Some other steps taken to improve New Jersey’s higher-education system either preceded Christie or were initiated by others.
The governor’s critics cite his sizable funding cuts, but Christie has presided over a massive remaking of higher education in the state
Touts tenure reform and merit-pay deal, but doesn’t mention controversies over Common Core and state takeovers of urban schools
Running in GOP primaries might push governor further to the right on school reforms
For example, a 2009 law that laid out new rules for schools to disclose their costs was passed under former Gov. Jon Corzine, and federal law under the Obama administration ties such disclosure to federal funds. Meanwhile, legislation to get colleges to work more closely with vocational and technical schools on career-related programs was pushed by Assembly Speaker Vincent Prieto, a Democrat.

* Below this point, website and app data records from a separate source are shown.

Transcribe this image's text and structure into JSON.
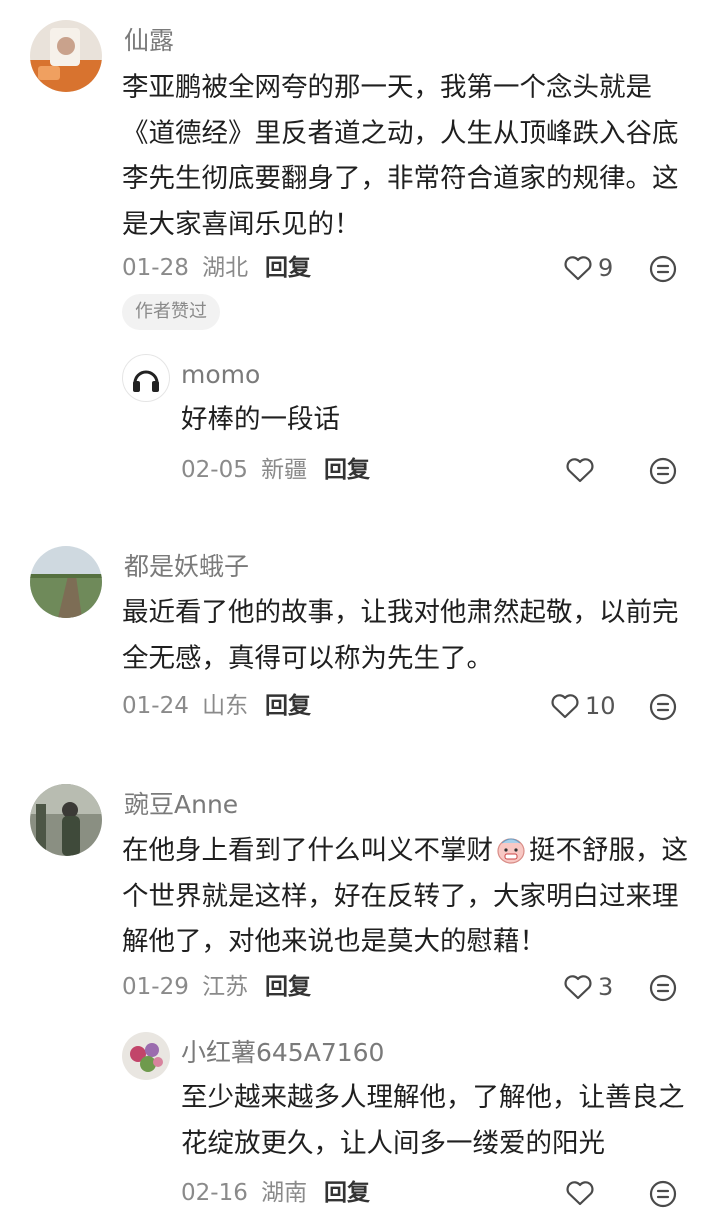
{
  "comments": [
    {
      "user": "仙露",
      "text": "李亚鹏被全网夸的那一天，我第一个念头就是《道德经》里反者道之动，人生从顶峰跌入谷底李先生彻底要翻身了，非常符合道家的规律。这是大家喜闻乐见的！",
      "date": "01-28",
      "location": "湖北",
      "reply_label": "回复",
      "likes": "9",
      "badge": "作者赞过",
      "replies": [
        {
          "user": "momo",
          "text": "好棒的一段话",
          "date": "02-05",
          "location": "新疆",
          "reply_label": "回复"
        }
      ]
    },
    {
      "user": "都是妖蛾子",
      "text": "最近看了他的故事，让我对他肃然起敬，以前完全无感，真得可以称为先生了。",
      "date": "01-24",
      "location": "山东",
      "reply_label": "回复",
      "likes": "10"
    },
    {
      "user": "豌豆Anne",
      "text_before_emoji": "在他身上看到了什么叫义不掌财",
      "text_after_emoji": "挺不舒服，这个世界就是这样，好在反转了，大家明白过来理解他了，对他来说也是莫大的慰藉！",
      "date": "01-29",
      "location": "江苏",
      "reply_label": "回复",
      "likes": "3",
      "replies": [
        {
          "user": "小红薯645A7160",
          "text": "至少越来越多人理解他，了解他，让善良之花绽放更久，让人间多一缕爱的阳光",
          "date": "02-16",
          "location": "湖南",
          "reply_label": "回复"
        }
      ]
    }
  ]
}
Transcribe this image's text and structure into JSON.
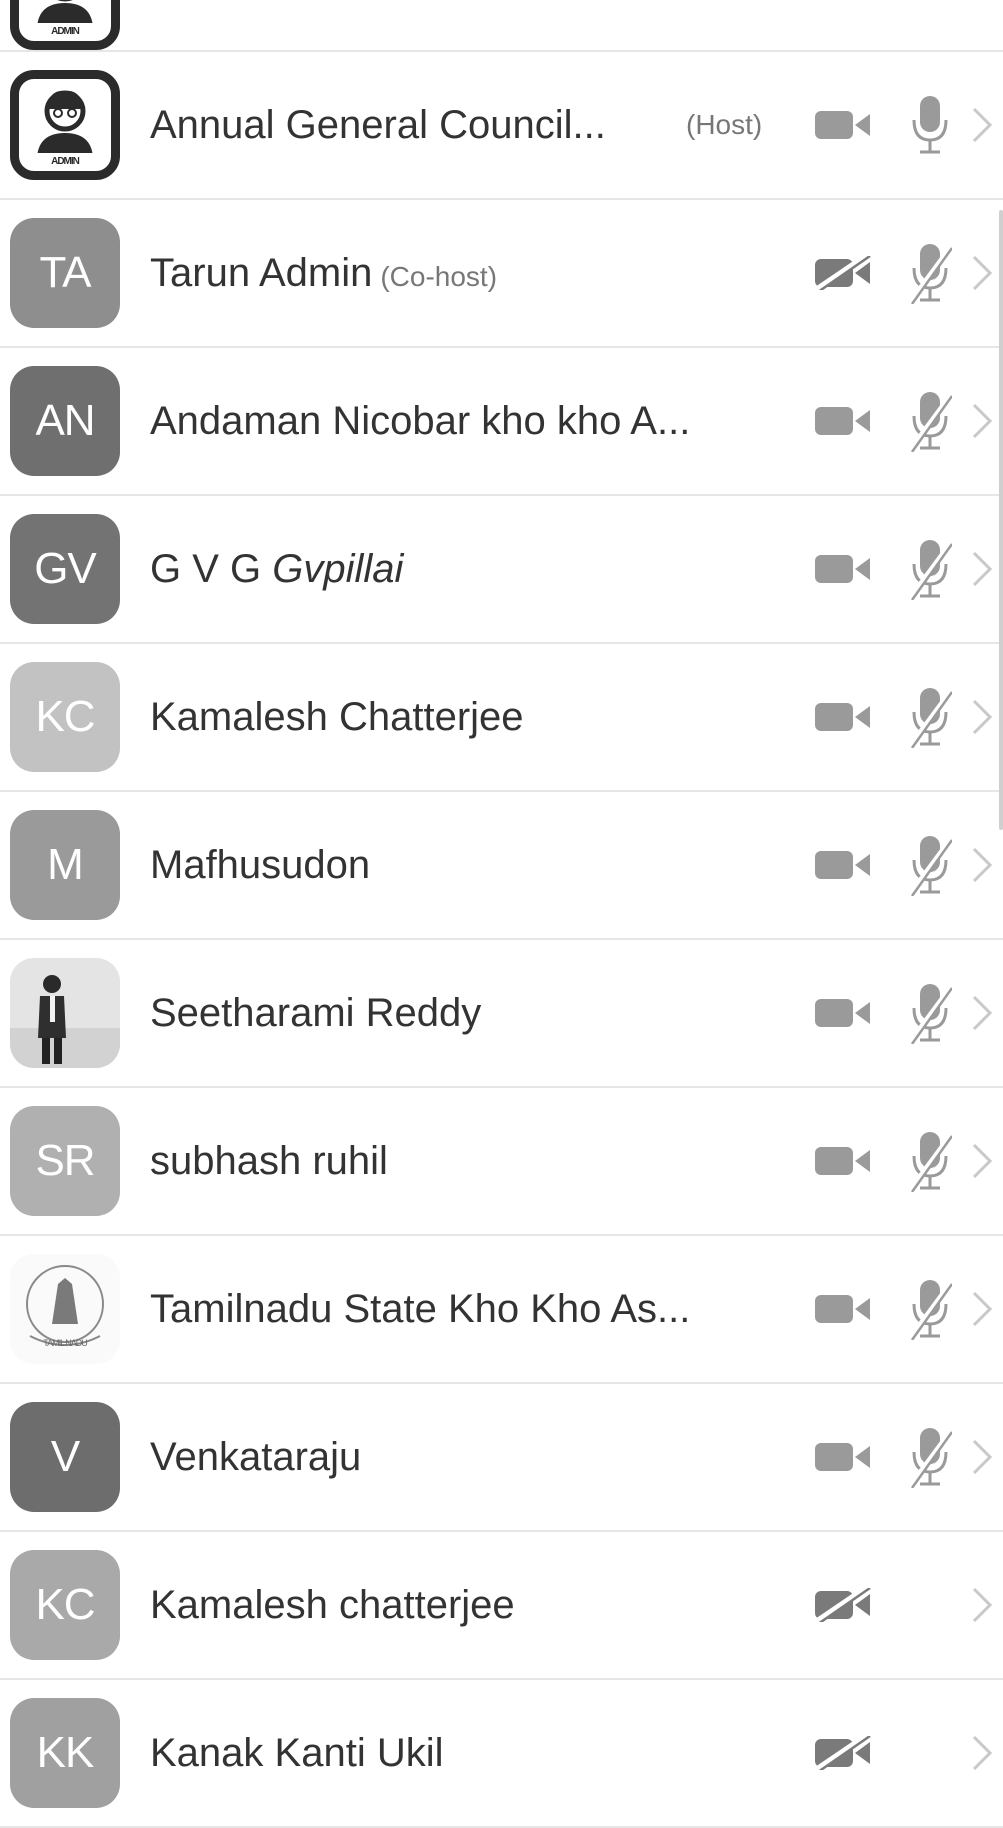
{
  "participants": [
    {
      "initials": "",
      "name": "",
      "role": "",
      "avatar_type": "admin",
      "avatar_text": "ADMIN",
      "partial": true,
      "video": "none",
      "mic": "none"
    },
    {
      "initials": "",
      "name": "Annual General Council...",
      "role": "(Host)",
      "avatar_type": "admin",
      "avatar_text": "ADMIN",
      "video": "on",
      "mic": "on"
    },
    {
      "initials": "TA",
      "name": "Tarun Admin",
      "role": "(Co-host)",
      "avatar_color": "#8e8e8e",
      "video": "off",
      "mic": "muted"
    },
    {
      "initials": "AN",
      "name": "Andaman Nicobar kho kho A...",
      "role": "",
      "avatar_color": "#6f6f6f",
      "video": "on",
      "mic": "muted"
    },
    {
      "initials": "GV",
      "name_plain": "G V G ",
      "name_italic": "Gvpillai",
      "role": "",
      "avatar_color": "#737373",
      "video": "on",
      "mic": "muted"
    },
    {
      "initials": "KC",
      "name": "Kamalesh Chatterjee",
      "role": "",
      "avatar_color": "#c2c2c2",
      "video": "on",
      "mic": "muted"
    },
    {
      "initials": "M",
      "name": "Mafhusudon",
      "role": "",
      "avatar_color": "#9a9a9a",
      "video": "on",
      "mic": "muted"
    },
    {
      "initials": "",
      "name": "Seetharami Reddy",
      "role": "",
      "avatar_type": "photo",
      "video": "on",
      "mic": "muted"
    },
    {
      "initials": "SR",
      "name": "subhash ruhil",
      "role": "",
      "avatar_color": "#b0b0b0",
      "video": "on",
      "mic": "muted"
    },
    {
      "initials": "",
      "name": "Tamilnadu State Kho Kho As...",
      "role": "",
      "avatar_type": "logo",
      "avatar_text": "TAMIL NADU",
      "video": "on",
      "mic": "muted"
    },
    {
      "initials": "V",
      "name": "Venkataraju",
      "role": "",
      "avatar_color": "#6d6d6d",
      "video": "on",
      "mic": "muted"
    },
    {
      "initials": "KC",
      "name": "Kamalesh chatterjee",
      "role": "",
      "avatar_color": "#a9a9a9",
      "video": "off",
      "mic": "none"
    },
    {
      "initials": "KK",
      "name": "Kanak Kanti Ukil",
      "role": "",
      "avatar_color": "#a0a0a0",
      "video": "off",
      "mic": "none"
    }
  ],
  "icons": {
    "video_on": "video-camera-icon",
    "video_off": "video-camera-off-icon",
    "mic_on": "microphone-icon",
    "mic_muted": "microphone-muted-icon",
    "chevron": "chevron-right-icon"
  },
  "colors": {
    "icon": "#9a9a9a",
    "icon_dark": "#7a7a7a",
    "text": "#333333",
    "role": "#777777",
    "divider": "#e6e6e6"
  }
}
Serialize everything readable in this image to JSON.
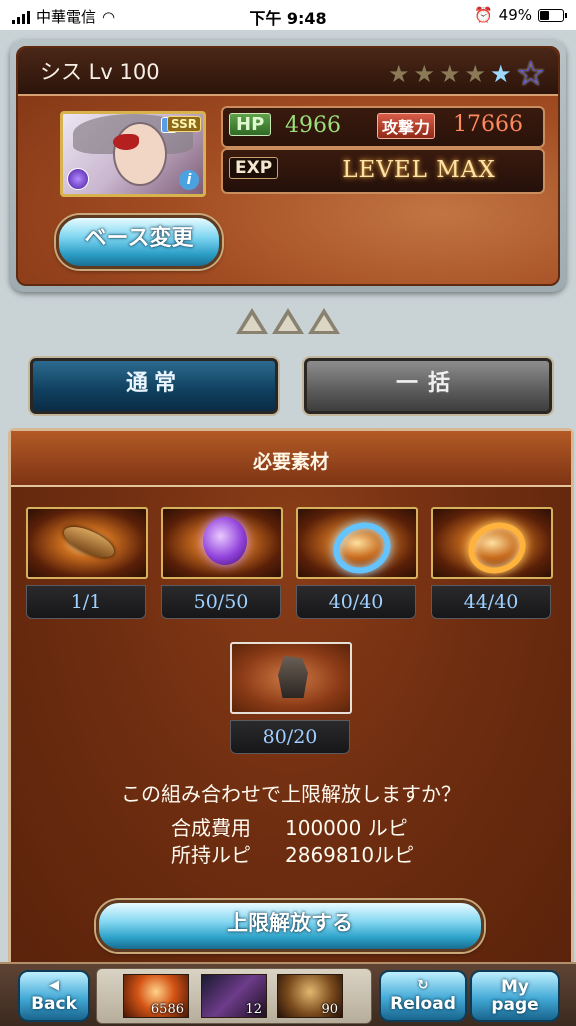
{
  "status_bar": {
    "carrier": "中華電信",
    "time": "下午 9:48",
    "battery": "49%"
  },
  "character": {
    "name_level": "シス Lv 100",
    "rarity": "SSR",
    "stars_total": 5,
    "stars_lit": 5,
    "hp_label": "HP",
    "hp": "4966",
    "atk_label": "攻撃力",
    "atk": "17666",
    "exp_label": "EXP",
    "exp_status": "LEVEL MAX",
    "base_change_label": "ベース変更"
  },
  "tabs": {
    "normal": "通常",
    "bulk": "一括"
  },
  "materials": {
    "title": "必要素材",
    "items": [
      {
        "icon": "gauntlet-icon",
        "count": "1/1"
      },
      {
        "icon": "purple-orb-icon",
        "count": "50/50"
      },
      {
        "icon": "blue-ring-icon",
        "count": "40/40"
      },
      {
        "icon": "gold-ring-icon",
        "count": "44/40"
      },
      {
        "icon": "rubble-icon",
        "count": "80/20"
      }
    ],
    "confirm_question": "この組み合わせで上限解放しますか？",
    "cost_label": "合成費用",
    "cost_value": "100000 ルピ",
    "owned_label": "所持ルピ",
    "owned_value": "2869810ルピ",
    "uncap_button": "上限解放する"
  },
  "bottom_nav": {
    "back": "Back",
    "reload": "Reload",
    "my": "My",
    "page": "page",
    "tray": [
      "6586",
      "12",
      "90"
    ]
  }
}
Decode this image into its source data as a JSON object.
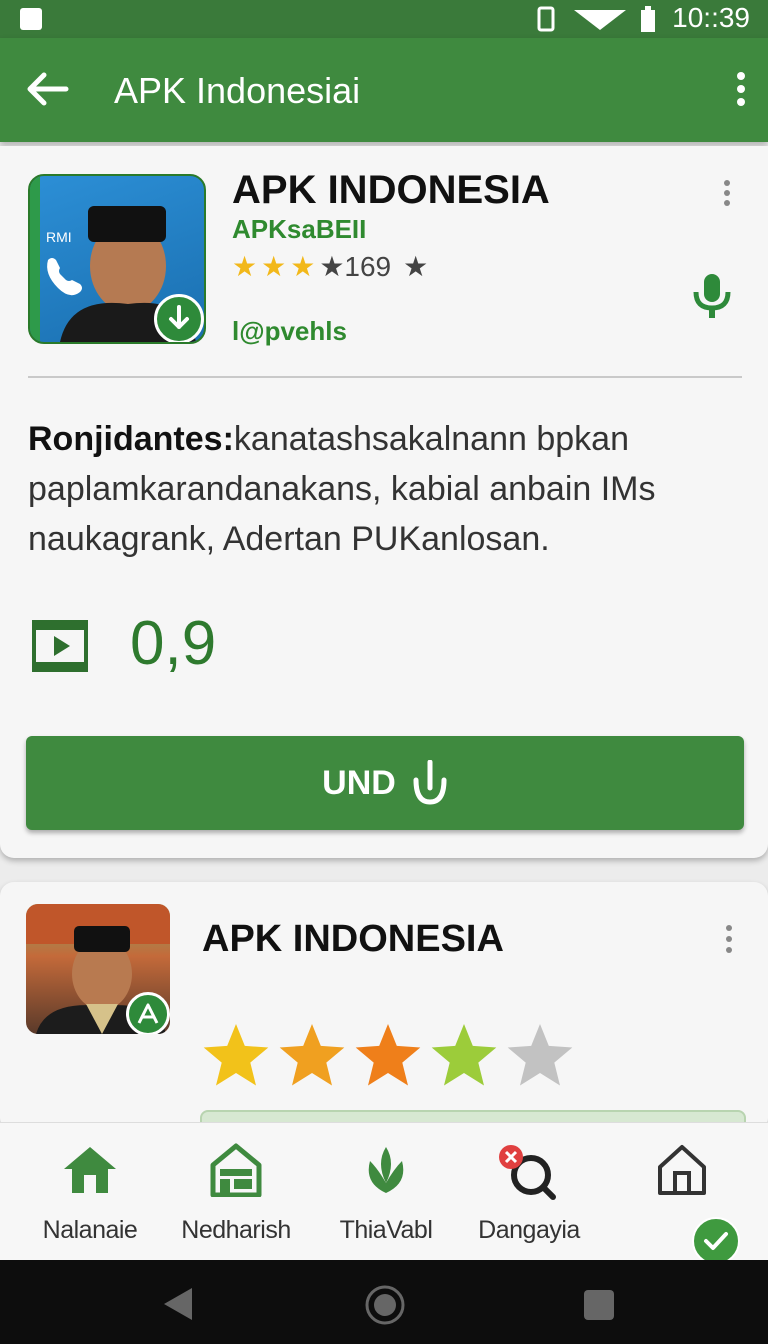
{
  "status_bar": {
    "time": "10::39"
  },
  "app_bar": {
    "title": "APK Indonesiai"
  },
  "card1": {
    "title": "APK INDONESIA",
    "developer": "APKsaBEII",
    "rating_text": "★169",
    "rating_stars": 3,
    "tag": "l@pvehls",
    "desc_bold": "Ronjidantes:",
    "desc_text": "kanatashsakalnann bpkan paplamkarandanakans, kabial anbain IMs naukagrank, Adertan PUKanlosan.",
    "stat_value": "0,9",
    "button_label": "UND"
  },
  "card2": {
    "title": "APK INDONESIA",
    "stars": [
      "#f2c21a",
      "#f0a020",
      "#ef7f1a",
      "#9ccc3a",
      "#c2c2c2"
    ]
  },
  "bottom_nav": {
    "items": [
      {
        "label": "Nalanaie",
        "icon": "home-icon"
      },
      {
        "label": "Nedharish",
        "icon": "store-icon"
      },
      {
        "label": "ThiaVabl",
        "icon": "leaf-icon"
      },
      {
        "label": "Dangayia",
        "icon": "search-icon"
      },
      {
        "label": "",
        "icon": "home-outline-icon"
      }
    ]
  },
  "colors": {
    "primary": "#3f8a3f",
    "status_bar": "#3a7a3a",
    "nav_bar": "#0d0d0d"
  }
}
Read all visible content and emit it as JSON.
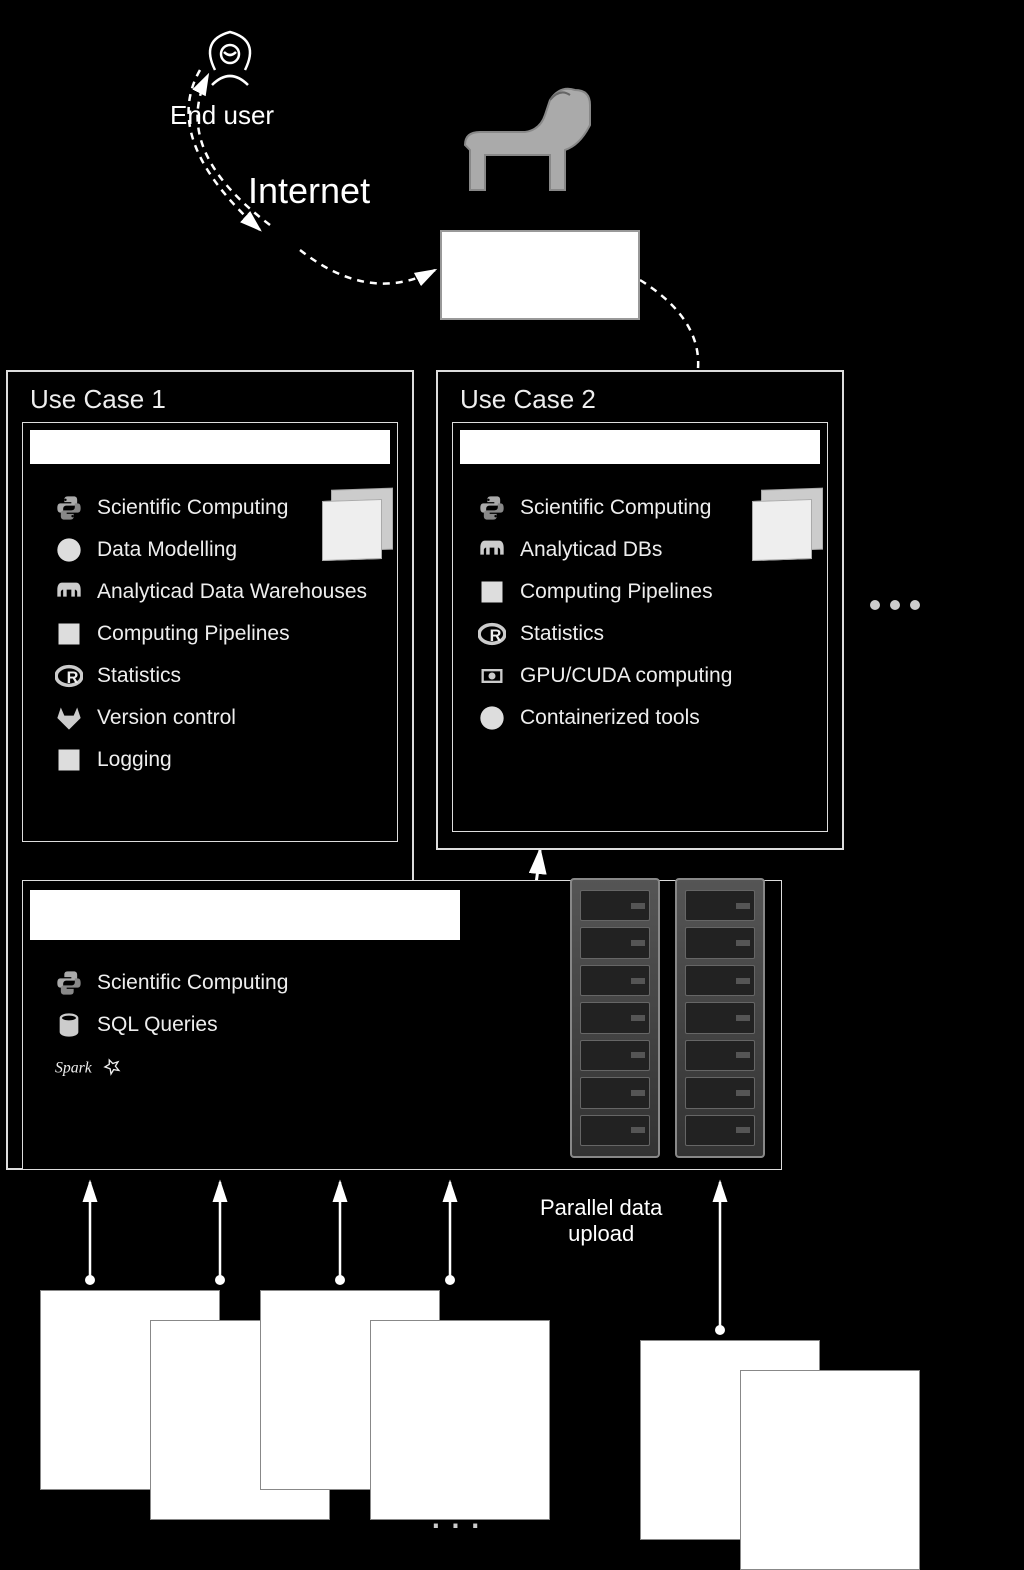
{
  "labels": {
    "end_user": "End user",
    "internet": "Internet",
    "parallel_upload": "Parallel data\nupload"
  },
  "uc1": {
    "title": "Use Case 1",
    "items": [
      {
        "icon": "python-icon",
        "label": "Scientific Computing"
      },
      {
        "icon": "circle-icon",
        "label": "Data Modelling"
      },
      {
        "icon": "elephant-icon",
        "label": "Analyticad Data Warehouses"
      },
      {
        "icon": "square-icon",
        "label": "Computing Pipelines"
      },
      {
        "icon": "r-icon",
        "label": "Statistics"
      },
      {
        "icon": "gitlab-icon",
        "label": "Version control"
      },
      {
        "icon": "square-icon",
        "label": "Logging"
      }
    ]
  },
  "uc2": {
    "title": "Use Case 2",
    "items": [
      {
        "icon": "python-icon",
        "label": "Scientific Computing"
      },
      {
        "icon": "elephant-icon",
        "label": "Analyticad DBs"
      },
      {
        "icon": "square-icon",
        "label": "Computing Pipelines"
      },
      {
        "icon": "r-icon",
        "label": "Statistics"
      },
      {
        "icon": "gpu-icon",
        "label": "GPU/CUDA computing"
      },
      {
        "icon": "circle-icon",
        "label": "Containerized tools"
      }
    ]
  },
  "lower": {
    "items": [
      {
        "icon": "python-icon",
        "label": "Scientific Computing"
      },
      {
        "icon": "sql-icon",
        "label": "SQL Queries"
      },
      {
        "icon": "spark-icon",
        "label": "Spark"
      }
    ]
  }
}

In any event, members of New Jersey’s higher education community said it was hard to argue with many of the ideas offered by Christie in his Iowa speech.
“They are good, common-senses issues around affordability and transparency,” said Darryl Greer, a senior fellow at Stockton University focusing on higher education strategy and governance. “The one thing he didn’t recognize is that New Jersey institutions are already doing a lot of this.”
Greer, who previously headed the state’s association of public colleges and universities, said any discussion of affordability must include discussion of the state’s dwindling financial investment in its schools. One accounting by the association calculated that per-pupil state aid has declined steadily since 2003.
“”This is not just his fault, but we’ve been heading in the wrong direction (in terms of state investment) for 20 years,” Greer said.
Garden State Coalition of Schools